A retelling of Bergman’s Through a Glass Darkly based on a single viewing that took place years ago.

There is the salience of summertime. How it means the ritual of freedom from ritual. There is a table, al fresco. The atmosphere is lively familiarity, one of comfort derived from closeness, but of course at the same time of a question, a fear, of what’s underneath the surface, and of if, and of when.

There are so many men, so many patriarchs. And there is a young woman: she is sparkling, a light inside the eyes of everyone at the table.

The dinner unrolls the way that dinners do. Maybe a glance is exchanged or words when she is out of the room, or maybe even she’s exchanging them. But the main thing is that the night air is warm and it’s calm, and she’s there. And she’s warm and she’s calm and that’s important too. Like winter is behind us, and its return is not something you think about when it’s spring.


In bed, it is her and her husband, who is not her father but is not NOT her father. Who is her caretaker. Who has chosen her and doesn’t unchoose her. She is not tricking him into staying there. She loves him in the way that she can. And he is attuned to her, and can feel the shift, just a slight change in the scent of the air; he sees/feels/smells something and he wonders if it’s real, if it’s IT, if the thing is back.

She is awake in all the quiet small moments, when you feel most alone, and she hears the fog horn, hears the mystery of what it’s saying, or the certainty, the dread of its voice, its message, which sits like a weight inside her and grows heavier and heavier.

There is a body of water, vast, that lies at the edges. And it is filled with sounds and with things that are unknowable, and it’s always there. Right at the edges.

There is some discussion, some negotiation, and the hope, if it can just be addressed scientifically, adultly, responsibly, if it can be classified, it can be treated. There is the hope that it can be treated. That it WILL be treated.

Someone goes swimming or fishing. Maybe a month has passed, or a week, or just a few days. Summer always seems too short. Some of the group (the patriarchs) go on a day trip, or a supply run. They will be gone for a while. But things have begun to change with her, in a shallow way, and by the time they get back, the shadows will be deep.

There is the boat. The creaky boat, old and leaking. There is the safety of the familiar. There is the beauty of her and how anything must be done, that beautiful wildflower. How to care for it? How to make it your own?

There may be a storm coming. The boat may be shelter, it may be safety. It isn’t a boat that works. It is a shell of a boat.

No one realizes it was wrong until after. But it is the turning point. Like autumn, the fall.


Then there is the end. The day trip returns, from getting food, or medicine, help. They can’t deny it now. It’s back. It is not her but it is her, the other her. Did the brother know who it was? Was he trying to fix her or just comfort her or just comfort himself?

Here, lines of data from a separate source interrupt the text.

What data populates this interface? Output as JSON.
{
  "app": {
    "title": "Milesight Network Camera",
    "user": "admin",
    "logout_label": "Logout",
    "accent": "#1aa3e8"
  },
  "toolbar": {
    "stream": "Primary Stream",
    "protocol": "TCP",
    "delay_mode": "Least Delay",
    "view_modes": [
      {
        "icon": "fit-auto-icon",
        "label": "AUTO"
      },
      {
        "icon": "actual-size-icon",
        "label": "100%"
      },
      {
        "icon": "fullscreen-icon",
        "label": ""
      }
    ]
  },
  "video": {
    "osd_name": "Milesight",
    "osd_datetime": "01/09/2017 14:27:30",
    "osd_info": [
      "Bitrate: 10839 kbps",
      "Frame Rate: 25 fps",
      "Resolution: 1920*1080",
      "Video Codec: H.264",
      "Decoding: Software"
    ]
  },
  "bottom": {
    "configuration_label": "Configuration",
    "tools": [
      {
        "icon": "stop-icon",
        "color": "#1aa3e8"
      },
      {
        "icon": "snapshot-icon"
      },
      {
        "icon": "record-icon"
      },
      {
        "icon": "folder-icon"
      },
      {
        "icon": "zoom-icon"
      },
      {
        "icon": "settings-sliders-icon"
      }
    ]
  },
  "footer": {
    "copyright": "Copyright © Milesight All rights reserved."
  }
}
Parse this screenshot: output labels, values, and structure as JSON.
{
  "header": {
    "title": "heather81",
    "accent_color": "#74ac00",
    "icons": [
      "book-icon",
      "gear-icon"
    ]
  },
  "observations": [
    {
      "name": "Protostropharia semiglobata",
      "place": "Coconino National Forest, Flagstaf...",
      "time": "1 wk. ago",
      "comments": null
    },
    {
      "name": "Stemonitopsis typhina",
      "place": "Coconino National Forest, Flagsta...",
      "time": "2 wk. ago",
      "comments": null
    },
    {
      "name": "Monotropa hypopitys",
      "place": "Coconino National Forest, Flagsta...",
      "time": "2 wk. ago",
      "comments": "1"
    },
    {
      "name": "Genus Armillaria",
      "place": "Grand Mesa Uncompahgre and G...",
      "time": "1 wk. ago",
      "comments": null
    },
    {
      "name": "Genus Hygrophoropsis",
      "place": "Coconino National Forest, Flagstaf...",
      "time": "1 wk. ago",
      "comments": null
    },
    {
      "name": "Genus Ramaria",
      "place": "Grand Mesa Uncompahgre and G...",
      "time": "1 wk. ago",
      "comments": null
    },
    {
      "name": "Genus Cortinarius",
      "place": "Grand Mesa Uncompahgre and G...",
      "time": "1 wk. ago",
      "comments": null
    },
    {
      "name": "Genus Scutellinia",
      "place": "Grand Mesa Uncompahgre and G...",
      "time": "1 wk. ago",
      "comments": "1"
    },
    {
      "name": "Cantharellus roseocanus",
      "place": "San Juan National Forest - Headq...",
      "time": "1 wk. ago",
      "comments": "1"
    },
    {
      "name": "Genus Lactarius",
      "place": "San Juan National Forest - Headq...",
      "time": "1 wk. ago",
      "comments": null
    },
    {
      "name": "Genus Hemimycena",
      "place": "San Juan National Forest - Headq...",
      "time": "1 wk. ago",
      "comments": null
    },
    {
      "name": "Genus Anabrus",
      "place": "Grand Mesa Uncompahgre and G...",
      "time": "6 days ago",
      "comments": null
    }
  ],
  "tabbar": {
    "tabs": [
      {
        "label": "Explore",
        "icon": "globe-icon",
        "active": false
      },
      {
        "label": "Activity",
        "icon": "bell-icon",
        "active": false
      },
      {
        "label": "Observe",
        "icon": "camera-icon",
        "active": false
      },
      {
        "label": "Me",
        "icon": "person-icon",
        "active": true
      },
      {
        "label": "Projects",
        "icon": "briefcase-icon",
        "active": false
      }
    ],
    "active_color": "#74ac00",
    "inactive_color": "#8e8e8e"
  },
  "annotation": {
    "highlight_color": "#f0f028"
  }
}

She is in a room that for her is a prison. The room, the world, the mind is a prison. There is movement, pawing at the walls, pacing the floors. There may be something in the room, or in the walls. She is waiting. For help? Maybe she is looking for something, or waiting, not for help but for it to reveal itself. Or she is hoping it will stay hidden, and she is terrified of seeing it emerge. Help comes but there is no help. They are talking like lion tamers, like police to a pistol-brandishing suspect. Put down the gun.

Then something does show. It is the helicopter that is a spider that is god. It is the monster that’s been hiding. It can’t help. All is lost, she is gone. But maybe she is right. God is a spider, or god is a machine, or god is the monster hiding in the walls. God is the promise of help that never arrives, god is a misinterpretation. And the fine line that prevents us from seeing what she sees is a very thin curtain, and behind it is the chaos and fury, not of one deranged mind, but of everything.


The water is always there, and it never changes.

Turbid Reflection

Sarah Van Bonn